Another restaurant in CP. Ho-hum. “Fine Indian cuisine,” says the description. Ho-hum again. The only way to get excited about Mosaic is to go there. Because once you’ve actually sat down at one of their striking orange-tablecloth-ed tables and opened their large maroon menu, you will find yourself faced with a seemingly endless array of possibilities that cannot fail to thrill you if you have the slightest bit of curiosity about regional Indian food. Mosaic’s menu traverses the entire country.
The space is small, low-ceilinged and cosy, with no more than ten tables. The orange and ochre draperies are set off by bare white walls, and by way of decoration there are a few terracotta pieces that go well with the colour scheme. No frills. The focus, quite clearly, is on the food. It seemed only polite for us to respond with the same dedication – so we went down the menu, course by course and region by region.
We started by sampling a couple of the starters – mochar chop, which is a classic Bengali snack made out of spiced banana flower (mocha), covered in mashed potato and breadcrumb-fried, and prawns Koliwada, a deep-fried masala dish that goes well with beer and was apparently created by Punjabis living in the Koliwada area of Mumbai.
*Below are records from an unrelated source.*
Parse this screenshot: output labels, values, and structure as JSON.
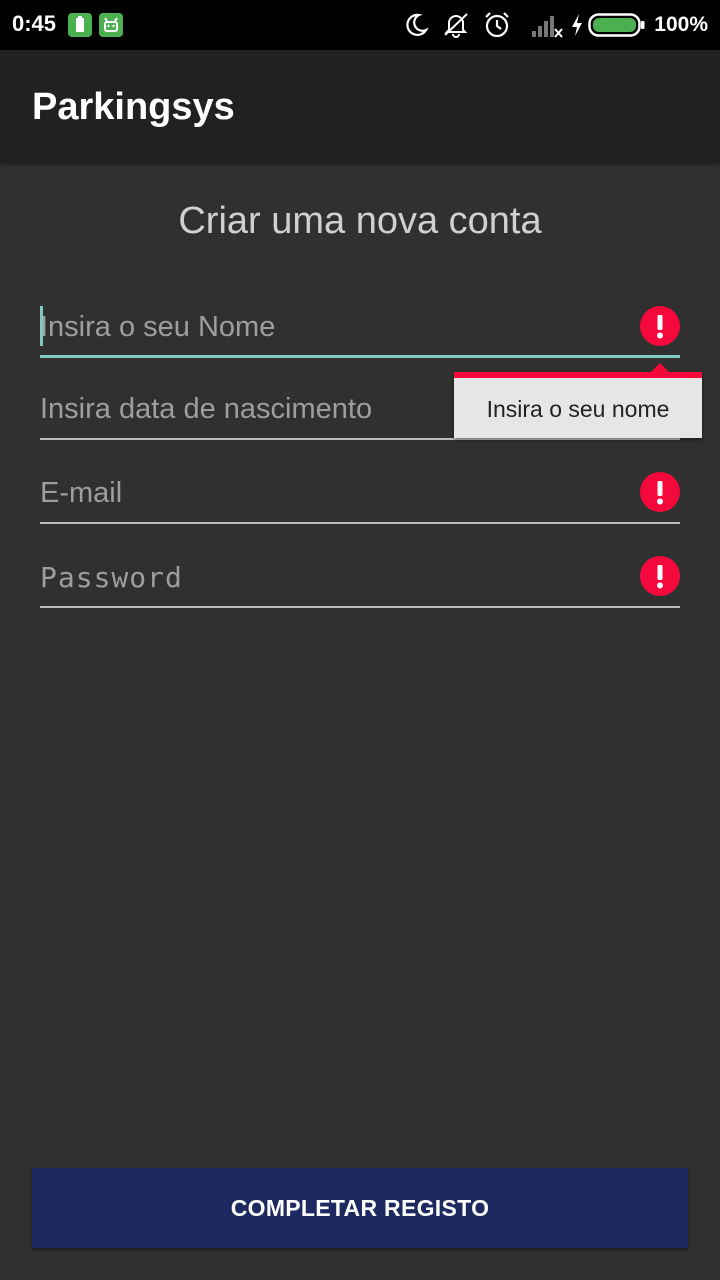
{
  "status_bar": {
    "time": "0:45",
    "battery_percent": "100%",
    "icons": [
      "battery-notification-icon",
      "android-notification-icon",
      "moon-icon",
      "vibrate-off-icon",
      "alarm-icon",
      "signal-icon",
      "charging-icon",
      "battery-icon"
    ]
  },
  "app_bar": {
    "title": "Parkingsys"
  },
  "form": {
    "heading": "Criar uma nova conta",
    "fields": [
      {
        "name": "name",
        "placeholder": "Insira o seu Nome",
        "value": "",
        "focused": true,
        "error": true
      },
      {
        "name": "birthdate",
        "placeholder": "Insira data de nascimento",
        "value": "",
        "focused": false,
        "error": true
      },
      {
        "name": "email",
        "placeholder": "E-mail",
        "value": "",
        "focused": false,
        "error": true
      },
      {
        "name": "password",
        "placeholder": "Password",
        "value": "",
        "focused": false,
        "error": true
      }
    ],
    "error_popup": {
      "text": "Insira o seu nome"
    },
    "submit_label": "COMPLETAR REGISTO"
  },
  "colors": {
    "background": "#303030",
    "toolbar": "#212121",
    "accent": "#80cbc4",
    "error": "#f5093c",
    "button": "#1e2a5f"
  }
}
The mochar chop (Rs 100) lived up to expectations completely – four decent-sized roundels, with the soft mocha filling and the crisp outer layer in perfect proportions. The prawns Koliwada (Rs 225) was disappointing – the masala was generic and overpowered the poor prawns.
Next up was soup. The mixed seafood moily (Rs 100) was a flavourful Kerala-style coconut broth, with lots of little pieces of prawn and squid, while the smoked sitaphal soup (Rs 65) was great comfort food – basically made from smoked pumpkin, pureed to a smooth pouring consistency and gently spiced.
Then came the main courses. The pork in til gravy (Rs 200) had tender cubes of meat in a distinctive sauce, and came with a choice of side dishes and cereal. (We chose a Coorg mushroom dish and rice.) The mirch baingan ka salan (Rs 150), a Hyderabadi specialty made of brinjals cooked in an exciting combination of green chillies, peanut and sesame seeds, was sadly lacking in flavour. And the brinjals hadn’t absorbed any of the sauce.
By this time, we were stuffed as well, but the desserts looked too exciting to ignore. We plumped for the innovative-sounding chikoo mousse and the paatti shapta, a complicated Bengali dish of rice pancakes with a filling of grated coconut and palm gur, served with a dollop of kheer (this is what Bengalis call thickened milk that’s on its way to becoming cream – it has nothing to do with North Indian kheer). The chikoo mousse (Rs 70) was light and fluffy and delicate, and has converted even those of us who have no love of the fruit. But the paatti shapta (Rs 75) surpassed everything else on the menu – it’s simply the best I’ve had outside of a Bengali home.
Last but not least, mention must be made of cheap beer (Rs 175 for a 650ml Kingfisher bottle). This space earlier housed Mag Pappas’ Odyssiea – where you could knock back the Kingfisher as you chomped on Souvlaki. There is now no place for Greek food here, but the management has wisely decided to continue with the joyful tradition of happy hours until 11pm, with 50 per cent off on all Indian liquor. We’re planning another visit to Mosaic soon.
M-45/1 Connaught Place, Outer Circle (2341-6842). m Rajiv Chowk. All major credit cards accepted. Alcohol served. Meal for two Rs 800-900.
Published in Time Out Delhi, 2007. (Mosaic, unfortunately, no longer exists.)